Stephen Marks looks at the latest rush by China and countries in the middle east to sign lease agreements in poor countries for agricultural production, and what this trend means in terms of food security and access to arable land for local populations.
The Kenyan President, Mwai Kibaki, returned from a visit to Qatar on Monday. His spokesman said the request for land in the Tana River delta, south of Lamu, was being seriously considered. “Nothing comes for free.
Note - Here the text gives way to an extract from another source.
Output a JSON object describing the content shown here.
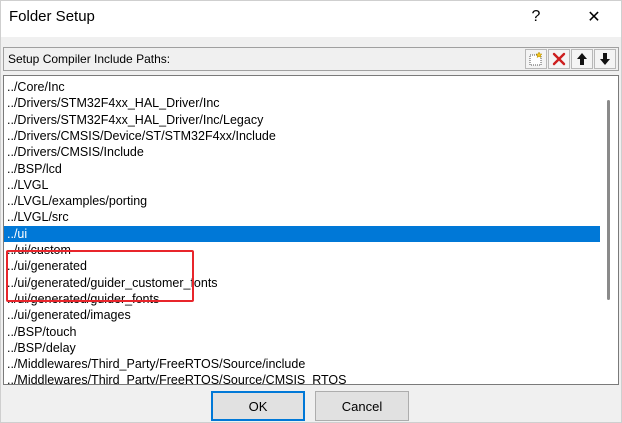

If you want people to invest in your country then you have to make concessions,” the spokesman said.
Qatar has asked Kenya to lease it 40,000 hectares of land to grow crops as part of a proposed package that would also see the Gulf state fund a new £2.4bn port on the popular tourist island of Lamu off the east African country.
Cambodia is in talks with several Asian and Middle Eastern governments to receive as much as $3bn in agricultural investment in return for millions of hectares in land concessions, according to a senior government official.
South Korea's Daewoo Logistics will plant corn in Madagascar, a company official said on Tuesday, with a long-term aim to replace more than half the corn it currently imports from mostly the United States.
The deputy leader of the Democratic Left Party (DSP) Turkey has stated that Turkey possesses some great advantages in agriculture, despite the major problems that remain in place in the sector, but emphasized that it is a mistake to sell agricultural land to foreigners.
Once committed largely to perceived safe-haven investments in the United States, Gulf nations are now looking to send their petrodollar surpluses towards a more exotic global destination: Southeast Asian farmland.